- Dan-Mikael Ellingsen, Johan Wessberg, Olga Chelnokova, Hakan Olausson, Bruno Laeng, and Siri Leknes, “In touch with your emotions: oxytocin and touch change social impressions while other’s facial expressions can alter touch”, Psychoneuroendrochrinology 39, (2014), 11 -20.
- Robert Sapolsky’s “Behave: the biology of Humans at our best and worst” , Penguin Random House UK (2017).
- Josh Sullivan and Angela Zutavern, “The Mathematical Corporation: Where Machine Intelligence and Human Ingenuity Achieve the Impossible.” (Public Affairs, 2017).
I greatly acknowledge my wife Eva Varadi for her support, patience, and understanding during the creative process of creating this Blog. Without her support, I really would not be able to do this or it would take long past my expiration date to finish.
Unless otherwise specified the results presented here comes from a recent surveymonkey.com survey that was conducted between November 11th, 2017 and November 21st 2017. The Survey took on average 2 minutes and 35 seconds to complete.
The data contains 2 main survey collector groups;
- Survey Monkey paid collector group run between November 11th and 14th 2017 with 352 completed responses from USA. Approximately 45% were Females and 55 males in the surveyed sample with an age distribution between 18 and 75 years of age. The average age is 48.8. The specified minimum income level was set to $75 thousand or about 27% higher than the median US real household income level in 2016. The average household income level in this survey is approx. 125 thousand annually. Ca. 90% or 316 out of the 352 respondents have heard of Artificial Intelligence (AI) previously. For AI-relevant questions, only 316 were used. A surveyed respondent that had not previously heard of AI (36 out of 252) was not considered. More than 70% of the respondents had a 4-year college or graduate-level degree. About 70% of the respondents were married and 28% had children under the age of 18. Moreover, ca. 14% currently had no employment.
- Social Media (e.g., Facebook, LinkedIn, Twitter, …) collector group run between November 11th and 21st 2017, and completed in total of 115 responses primarily from the telecom & media industry mainly from Europe. Gender distribution comprised around 38% Female and 62% Male. The average age for this sample is 41.2. No income data is available for this group. About 96% (110) have heard of Artificial Intelligence. For AI-related questions, only respondents that have confirmed they have heard about AI have been considered. Ca. 77% of the respondents have a 4-year college or graduate-level degree. 55% of the surveyed sample are married and a bit more than 50% of this surveyed group have children under 18. Less than 2% of the respondents were currently not employed.

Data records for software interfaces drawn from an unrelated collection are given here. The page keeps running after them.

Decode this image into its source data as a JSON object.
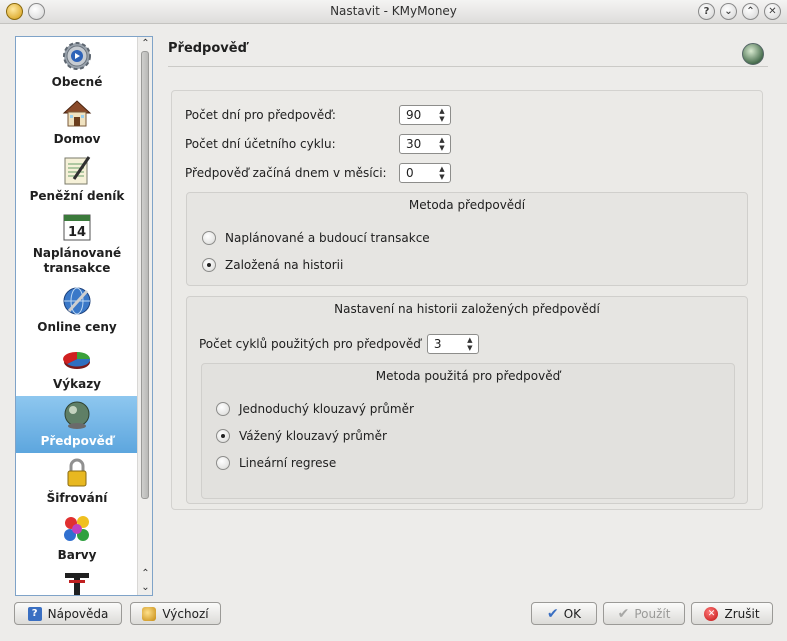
{
  "window": {
    "title": "Nastavit - KMyMoney"
  },
  "sidebar": {
    "items": [
      {
        "label": "Obecné",
        "icon": "gear-icon"
      },
      {
        "label": "Domov",
        "icon": "home-icon"
      },
      {
        "label": "Peněžní deník",
        "icon": "ledger-icon"
      },
      {
        "label": "Naplánované transakce",
        "icon": "calendar-icon"
      },
      {
        "label": "Online ceny",
        "icon": "globe-icon"
      },
      {
        "label": "Výkazy",
        "icon": "pie-chart-icon"
      },
      {
        "label": "Předpověď",
        "icon": "crystal-ball-icon",
        "selected": true
      },
      {
        "label": "Šifrování",
        "icon": "padlock-icon"
      },
      {
        "label": "Barvy",
        "icon": "palette-icon"
      },
      {
        "label": "",
        "icon": "fonts-icon"
      }
    ],
    "calendar_day": "14"
  },
  "page": {
    "title": "Předpověď",
    "icon": "crystal-ball-icon"
  },
  "form": {
    "days_label": "Počet dní pro předpověď:",
    "days_value": "90",
    "cycle_label": "Počet dní účetního cyklu:",
    "cycle_value": "30",
    "start_label": "Předpověď začíná dnem v měsíci:",
    "start_value": "0"
  },
  "method_group": {
    "title": "Metoda předpovědí",
    "options": [
      {
        "label": "Naplánované a budoucí transakce",
        "checked": false
      },
      {
        "label": "Založená na historii",
        "checked": true
      }
    ]
  },
  "history_group": {
    "title": "Nastavení na historii založených předpovědí",
    "cycles_label": "Počet cyklů použitých pro předpověď",
    "cycles_value": "3",
    "method_title": "Metoda použitá pro předpověď",
    "options": [
      {
        "label": "Jednoduchý klouzavý průměr",
        "checked": false
      },
      {
        "label": "Vážený klouzavý průměr",
        "checked": true
      },
      {
        "label": "Lineární regrese",
        "checked": false
      }
    ]
  },
  "buttons": {
    "help": "Nápověda",
    "defaults": "Výchozí",
    "ok": "OK",
    "apply": "Použít",
    "cancel": "Zrušit"
  }
}
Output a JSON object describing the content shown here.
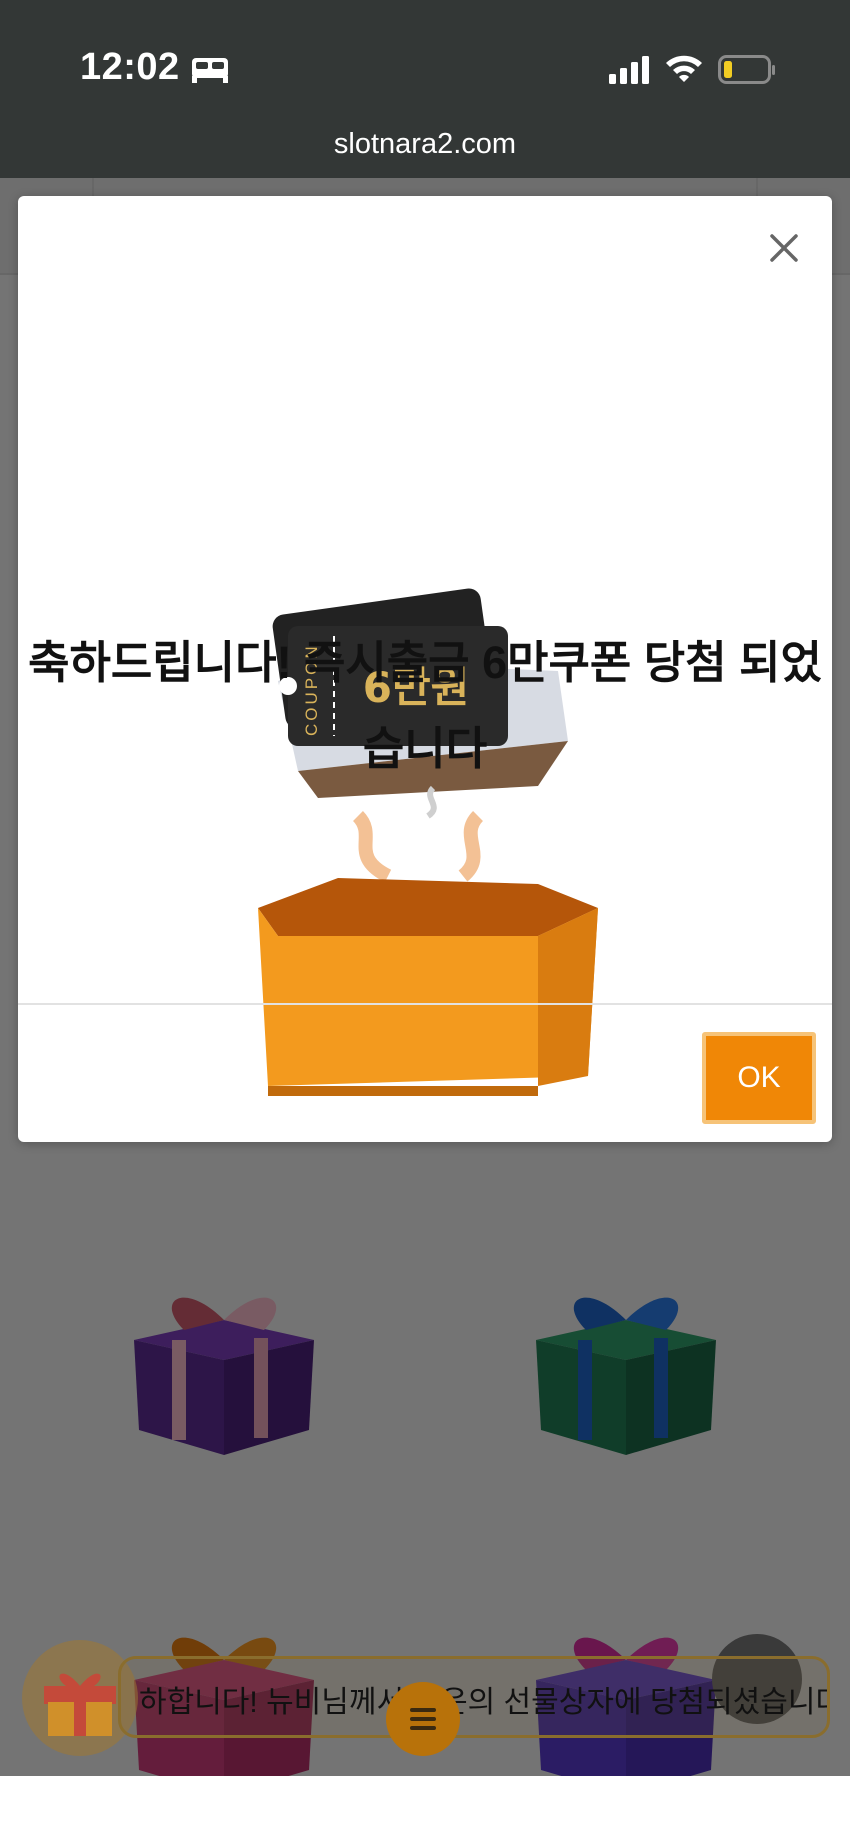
{
  "status_bar": {
    "time": "12:02",
    "icons": [
      "sleep-icon",
      "signal-icon",
      "wifi-icon",
      "battery-icon"
    ]
  },
  "browser": {
    "url": "slotnara2.com"
  },
  "modal": {
    "message_line1": "축하드립니다! 즉시출금 6만쿠폰 당첨 되었",
    "message_line2": "습니다",
    "coupon_label": "COUPON",
    "coupon_amount": "6만원",
    "ok_label": "OK",
    "close_icon": "close-icon"
  },
  "ticker": {
    "text": "하합니다! 뉴비님께서 행운의 선물상자에 당첨되셨습니다! "
  },
  "colors": {
    "accent": "#f08706",
    "status_bar_bg": "#333736",
    "overlay": "rgba(0,0,0,0.5)"
  }
}
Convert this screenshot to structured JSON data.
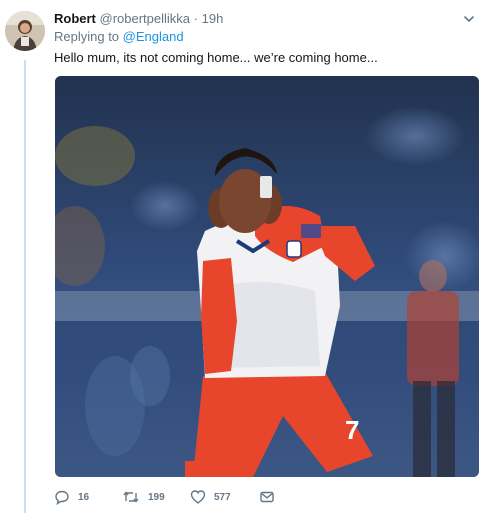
{
  "tweet": {
    "author_name": "Robert",
    "author_handle": "@robertpellikka",
    "separator": "·",
    "time": "19h",
    "replying_prefix": "Replying to",
    "replying_to": "@England",
    "text": "Hello mum, its not coming home... we’re coming home..."
  },
  "media": {
    "shirt_number": "7"
  },
  "actions": {
    "reply_count": "16",
    "retweet_count": "199",
    "like_count": "577"
  },
  "colors": {
    "link": "#1b95e0",
    "secondary_text": "#657786",
    "thread_line": "#c4e1f5",
    "kit_red": "#e8462c"
  },
  "icons": {
    "reply": "reply-icon",
    "retweet": "retweet-icon",
    "like": "heart-icon",
    "dm": "envelope-icon",
    "menu": "chevron-down-icon"
  }
}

It should be emphasized that SurveyMonkey was a paid survey with 2.35 euros per response, totaling 1,045 euros for 350 responses. Each respondent completed 18 questions. Age balancing was chosen to be basic and the gender balancing census.